sustained by the complainants between the breach of the contract and the granting of the injunction, had the right to direct that an issue of quantum damnificatus be submitted to a jury to ascertain the same.
"If the Chancellor had granted injunction only, the complainants would have been compelled to sue in another court for damages, when full relief could be had in the one chancery proceeding. The prevention of multiplicity of suits is one of the reasons for the awarding of damages by a court of equity when it has jurisdiction of the subject matter."
In answering the certified question, 'Under the foregoing facts and verdict of the jury, was the appellant entitled to the injunction prayed for, and did the trial court err in refusing to grant it', this court, in the case of Malakoff Gin Co. v. Riddlesperger, 1917, 108 Tex. 273, 192 S.W. 530, 532, held that an injunction restraining competition within the terms of a contract would lie where damages were also recovered.
In the case of Miller v. Chicago Portrait Co., Tex.Civ.App. 1917, 195 S.W. 619, wr. ref., the court stated that the only question in the case was the validity of the contract entered into by the employee (Miller) restricting his right to compete after severing employment with the Portrait Co. If such contract were valid, did the provision therein contained providing for liquidated damages, take the case of the jurisdiction of a court of equity to the extent that no injunction could issue? The court, after discussing various authorities, held that a provision for damages did not take the case out of equity jurisdiction, and, therefore, injunction would lie under proper facts.
In the case at bar plaintiff brought a suit for injunction and for damages. This invoked the jurisdiction of the court. On the injunction feature of the case, we have held the trial court should apply the test of reasonableness to the contract, and should reduce the area set out to such area as was reasonable under all the circumstances in order to protect the rights of all parties. It would be an anomaly to hold that in considering the question of damages to be recovered the contract could not likewise be reduced to cover a reasonable area, and, therefore, hold the contract to be valid as to such reasonable area. In this reasonable area such damages as plaintiff could show it suffered during the one year period could be recovered. To apply two entirely different rules to the construction of the same contract between the same parties in the same lawsuit would lead to a multiplicity of suits, hopeless confusion and inconsistency.

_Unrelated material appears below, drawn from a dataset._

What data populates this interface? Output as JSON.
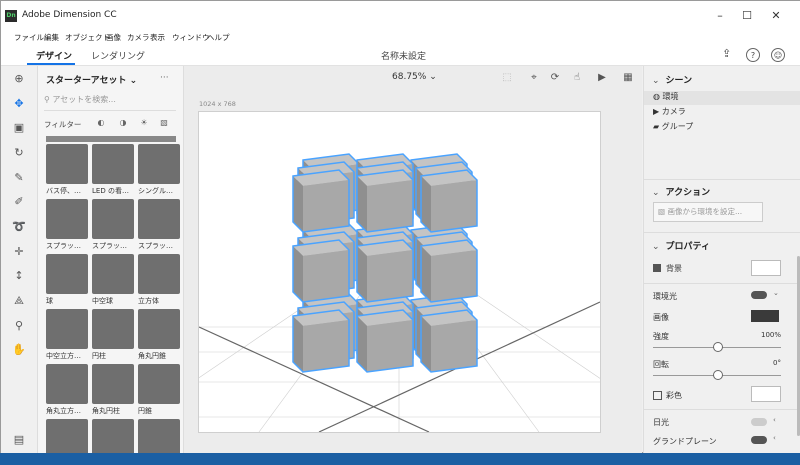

I would reverse the judgments of the courts below and remand the cause to the trial court to determine the amount of damages, if any, to which plaintiff may be entitled.
SMITH and HAMILTON, JJ., join in this dissent.